* WHAT THE TASK REQUIRES: Every entry has to be restated word for word.

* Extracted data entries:
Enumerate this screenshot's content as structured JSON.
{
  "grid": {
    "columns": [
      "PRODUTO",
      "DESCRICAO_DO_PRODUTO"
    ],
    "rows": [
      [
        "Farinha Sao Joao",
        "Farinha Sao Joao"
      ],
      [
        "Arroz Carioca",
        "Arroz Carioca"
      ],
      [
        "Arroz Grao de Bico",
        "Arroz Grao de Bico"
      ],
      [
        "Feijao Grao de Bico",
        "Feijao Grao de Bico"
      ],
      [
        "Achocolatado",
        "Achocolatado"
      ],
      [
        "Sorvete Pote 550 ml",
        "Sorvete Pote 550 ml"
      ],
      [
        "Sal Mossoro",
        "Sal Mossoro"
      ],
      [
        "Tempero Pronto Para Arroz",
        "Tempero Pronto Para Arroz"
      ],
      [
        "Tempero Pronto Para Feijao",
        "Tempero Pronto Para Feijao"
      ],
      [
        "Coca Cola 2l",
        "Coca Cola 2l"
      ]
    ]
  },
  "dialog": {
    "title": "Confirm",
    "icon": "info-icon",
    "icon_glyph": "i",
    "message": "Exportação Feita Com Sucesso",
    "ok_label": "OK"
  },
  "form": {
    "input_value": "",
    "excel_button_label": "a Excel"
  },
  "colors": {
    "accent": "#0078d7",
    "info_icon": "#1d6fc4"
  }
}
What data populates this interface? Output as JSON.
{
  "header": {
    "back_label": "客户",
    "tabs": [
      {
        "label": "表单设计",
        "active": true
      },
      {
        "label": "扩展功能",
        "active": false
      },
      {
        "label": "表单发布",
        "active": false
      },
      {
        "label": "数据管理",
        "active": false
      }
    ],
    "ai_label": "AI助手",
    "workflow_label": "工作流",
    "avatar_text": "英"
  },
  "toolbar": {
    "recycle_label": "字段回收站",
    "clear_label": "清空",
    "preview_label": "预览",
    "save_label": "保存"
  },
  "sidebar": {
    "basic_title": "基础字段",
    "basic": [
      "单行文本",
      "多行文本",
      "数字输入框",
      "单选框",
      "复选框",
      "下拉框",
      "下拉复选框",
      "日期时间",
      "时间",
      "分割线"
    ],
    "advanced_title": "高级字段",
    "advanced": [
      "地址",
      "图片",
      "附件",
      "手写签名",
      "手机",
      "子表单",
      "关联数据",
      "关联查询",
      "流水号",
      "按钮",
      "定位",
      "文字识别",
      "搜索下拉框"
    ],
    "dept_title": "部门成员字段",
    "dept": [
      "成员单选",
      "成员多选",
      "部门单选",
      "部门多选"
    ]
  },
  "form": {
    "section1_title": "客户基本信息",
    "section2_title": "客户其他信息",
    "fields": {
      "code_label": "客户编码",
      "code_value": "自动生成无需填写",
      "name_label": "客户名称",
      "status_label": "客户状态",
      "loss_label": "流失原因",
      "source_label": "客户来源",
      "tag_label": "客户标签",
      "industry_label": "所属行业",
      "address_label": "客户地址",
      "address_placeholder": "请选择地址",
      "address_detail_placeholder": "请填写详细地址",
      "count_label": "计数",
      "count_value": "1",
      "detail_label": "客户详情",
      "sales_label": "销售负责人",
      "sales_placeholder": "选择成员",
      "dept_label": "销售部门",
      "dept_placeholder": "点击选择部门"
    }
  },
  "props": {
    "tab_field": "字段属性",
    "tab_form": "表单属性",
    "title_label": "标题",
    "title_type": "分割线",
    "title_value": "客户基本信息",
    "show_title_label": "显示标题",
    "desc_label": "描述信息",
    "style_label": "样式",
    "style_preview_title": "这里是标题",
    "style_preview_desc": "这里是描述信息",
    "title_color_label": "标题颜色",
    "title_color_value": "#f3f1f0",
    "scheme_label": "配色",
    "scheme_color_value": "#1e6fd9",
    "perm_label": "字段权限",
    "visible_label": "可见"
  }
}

* SOLUTION FOR THIS EXERCISE:
Enumerate this screenshot's content as structured JSON.
{
  "grid": {
    "columns": [
      "PRODUTO",
      "DESCRICAO_DO_PRODUTO"
    ],
    "rows": [
      [
        "Farinha Sao Joao",
        "Farinha Sao Joao"
      ],
      [
        "Arroz Carioca",
        "Arroz Carioca"
      ],
      [
        "Arroz Grao de Bico",
        "Arroz Grao de Bico"
      ],
      [
        "Feijao Grao de Bico",
        "Feijao Grao de Bico"
      ],
      [
        "Achocolatado",
        "Achocolatado"
      ],
      [
        "Sorvete Pote 550 ml",
        "Sorvete Pote 550 ml"
      ],
      [
        "Sal Mossoro",
        "Sal Mossoro"
      ],
      [
        "Tempero Pronto Para Arroz",
        "Tempero Pronto Para Arroz"
      ],
      [
        "Tempero Pronto Para Feijao",
        "Tempero Pronto Para Feijao"
      ],
      [
        "Coca Cola 2l",
        "Coca Cola 2l"
      ]
    ]
  },
  "dialog": {
    "title": "Confirm",
    "icon": "info-icon",
    "icon_glyph": "i",
    "message": "Exportação Feita Com Sucesso",
    "ok_label": "OK"
  },
  "form": {
    "input_value": "",
    "excel_button_label": "a Excel"
  },
  "colors": {
    "accent": "#0078d7",
    "info_icon": "#1d6fc4"
  }
}
What data populates this interface? Output as JSON.
{
  "header": {
    "back_label": "客户",
    "tabs": [
      {
        "label": "表单设计",
        "active": true
      },
      {
        "label": "扩展功能",
        "active": false
      },
      {
        "label": "表单发布",
        "active": false
      },
      {
        "label": "数据管理",
        "active": false
      }
    ],
    "ai_label": "AI助手",
    "workflow_label": "工作流",
    "avatar_text": "英"
  },
  "toolbar": {
    "recycle_label": "字段回收站",
    "clear_label": "清空",
    "preview_label": "预览",
    "save_label": "保存"
  },
  "sidebar": {
    "basic_title": "基础字段",
    "basic": [
      "单行文本",
      "多行文本",
      "数字输入框",
      "单选框",
      "复选框",
      "下拉框",
      "下拉复选框",
      "日期时间",
      "时间",
      "分割线"
    ],
    "advanced_title": "高级字段",
    "advanced": [
      "地址",
      "图片",
      "附件",
      "手写签名",
      "手机",
      "子表单",
      "关联数据",
      "关联查询",
      "流水号",
      "按钮",
      "定位",
      "文字识别",
      "搜索下拉框"
    ],
    "dept_title": "部门成员字段",
    "dept": [
      "成员单选",
      "成员多选",
      "部门单选",
      "部门多选"
    ]
  },
  "form": {
    "section1_title": "客户基本信息",
    "section2_title": "客户其他信息",
    "fields": {
      "code_label": "客户编码",
      "code_value": "自动生成无需填写",
      "name_label": "客户名称",
      "status_label": "客户状态",
      "loss_label": "流失原因",
      "source_label": "客户来源",
      "tag_label": "客户标签",
      "industry_label": "所属行业",
      "address_label": "客户地址",
      "address_placeholder": "请选择地址",
      "address_detail_placeholder": "请填写详细地址",
      "count_label": "计数",
      "count_value": "1",
      "detail_label": "客户详情",
      "sales_label": "销售负责人",
      "sales_placeholder": "选择成员",
      "dept_label": "销售部门",
      "dept_placeholder": "点击选择部门"
    }
  },
  "props": {
    "tab_field": "字段属性",
    "tab_form": "表单属性",
    "title_label": "标题",
    "title_type": "分割线",
    "title_value": "客户基本信息",
    "show_title_label": "显示标题",
    "desc_label": "描述信息",
    "style_label": "样式",
    "style_preview_title": "这里是标题",
    "style_preview_desc": "这里是描述信息",
    "title_color_label": "标题颜色",
    "title_color_value": "#f3f1f0",
    "scheme_label": "配色",
    "scheme_color_value": "#1e6fd9",
    "perm_label": "字段权限",
    "visible_label": "可见"
  }
}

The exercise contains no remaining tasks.